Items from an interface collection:
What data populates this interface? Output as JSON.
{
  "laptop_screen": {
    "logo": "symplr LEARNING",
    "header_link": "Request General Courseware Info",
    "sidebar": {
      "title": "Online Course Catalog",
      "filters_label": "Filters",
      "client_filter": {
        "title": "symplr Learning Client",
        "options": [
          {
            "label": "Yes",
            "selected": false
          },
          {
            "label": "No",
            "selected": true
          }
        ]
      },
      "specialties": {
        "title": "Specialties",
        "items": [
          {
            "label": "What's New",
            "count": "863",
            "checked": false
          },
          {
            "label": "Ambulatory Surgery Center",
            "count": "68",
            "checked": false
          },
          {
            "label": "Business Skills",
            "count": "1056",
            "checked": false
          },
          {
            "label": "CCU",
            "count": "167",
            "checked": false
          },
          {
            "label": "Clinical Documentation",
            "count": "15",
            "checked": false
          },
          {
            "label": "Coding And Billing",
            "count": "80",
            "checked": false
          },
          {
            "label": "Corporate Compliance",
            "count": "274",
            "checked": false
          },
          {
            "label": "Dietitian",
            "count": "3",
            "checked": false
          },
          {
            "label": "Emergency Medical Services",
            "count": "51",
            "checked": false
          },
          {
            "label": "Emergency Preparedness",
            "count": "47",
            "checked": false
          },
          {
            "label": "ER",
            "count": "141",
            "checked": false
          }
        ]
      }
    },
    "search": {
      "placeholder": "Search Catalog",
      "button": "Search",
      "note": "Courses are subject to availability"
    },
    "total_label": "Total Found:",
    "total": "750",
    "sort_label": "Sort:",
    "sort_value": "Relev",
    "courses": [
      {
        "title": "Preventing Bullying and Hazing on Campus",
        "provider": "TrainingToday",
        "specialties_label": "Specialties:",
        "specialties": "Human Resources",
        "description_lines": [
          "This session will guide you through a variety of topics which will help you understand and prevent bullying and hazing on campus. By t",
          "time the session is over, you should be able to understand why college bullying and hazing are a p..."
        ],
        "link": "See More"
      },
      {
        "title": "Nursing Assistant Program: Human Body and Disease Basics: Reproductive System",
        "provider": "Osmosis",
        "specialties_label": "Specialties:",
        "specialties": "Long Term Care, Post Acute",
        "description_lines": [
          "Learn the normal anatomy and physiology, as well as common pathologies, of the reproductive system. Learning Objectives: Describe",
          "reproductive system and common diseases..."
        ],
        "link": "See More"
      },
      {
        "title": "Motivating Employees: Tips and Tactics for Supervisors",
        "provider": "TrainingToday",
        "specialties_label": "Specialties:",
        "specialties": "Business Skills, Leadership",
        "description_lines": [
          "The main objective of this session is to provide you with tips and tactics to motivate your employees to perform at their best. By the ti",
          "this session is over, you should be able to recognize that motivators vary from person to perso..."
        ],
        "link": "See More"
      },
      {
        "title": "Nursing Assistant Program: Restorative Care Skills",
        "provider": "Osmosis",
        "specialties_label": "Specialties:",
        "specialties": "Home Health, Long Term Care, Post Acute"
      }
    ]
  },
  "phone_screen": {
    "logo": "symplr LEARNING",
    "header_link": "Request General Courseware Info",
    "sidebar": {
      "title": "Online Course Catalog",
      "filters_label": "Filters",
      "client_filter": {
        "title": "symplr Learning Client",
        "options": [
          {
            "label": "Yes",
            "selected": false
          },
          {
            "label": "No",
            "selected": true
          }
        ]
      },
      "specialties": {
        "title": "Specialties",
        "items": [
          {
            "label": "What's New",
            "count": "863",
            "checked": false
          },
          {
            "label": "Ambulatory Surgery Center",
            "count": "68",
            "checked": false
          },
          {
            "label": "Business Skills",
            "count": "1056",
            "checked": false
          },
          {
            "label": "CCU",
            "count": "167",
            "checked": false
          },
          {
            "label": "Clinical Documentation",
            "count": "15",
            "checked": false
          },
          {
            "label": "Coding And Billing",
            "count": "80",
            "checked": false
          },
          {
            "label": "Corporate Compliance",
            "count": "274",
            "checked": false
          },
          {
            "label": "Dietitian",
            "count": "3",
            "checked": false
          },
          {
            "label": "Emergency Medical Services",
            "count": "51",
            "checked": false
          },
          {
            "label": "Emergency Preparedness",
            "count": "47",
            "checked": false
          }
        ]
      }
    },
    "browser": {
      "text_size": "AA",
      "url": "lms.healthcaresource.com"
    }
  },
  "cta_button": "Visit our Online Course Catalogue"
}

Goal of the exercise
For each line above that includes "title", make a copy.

Written answer
      "title": "Online Course Catalog",
        "title": "symplr Learning Client",
        "title": "Specialties",
        "title": "Preventing Bullying and Hazing on Campus",
        "title": "Nursing Assistant Program: Human Body and Disease Basics: Reproductive System",
        "title": "Motivating Employees: Tips and Tactics for Supervisors",
        "title": "Nursing Assistant Program: Restorative Care Skills",
      "title": "Online Course Catalog",
        "title": "symplr Learning Client",
        "title": "Specialties",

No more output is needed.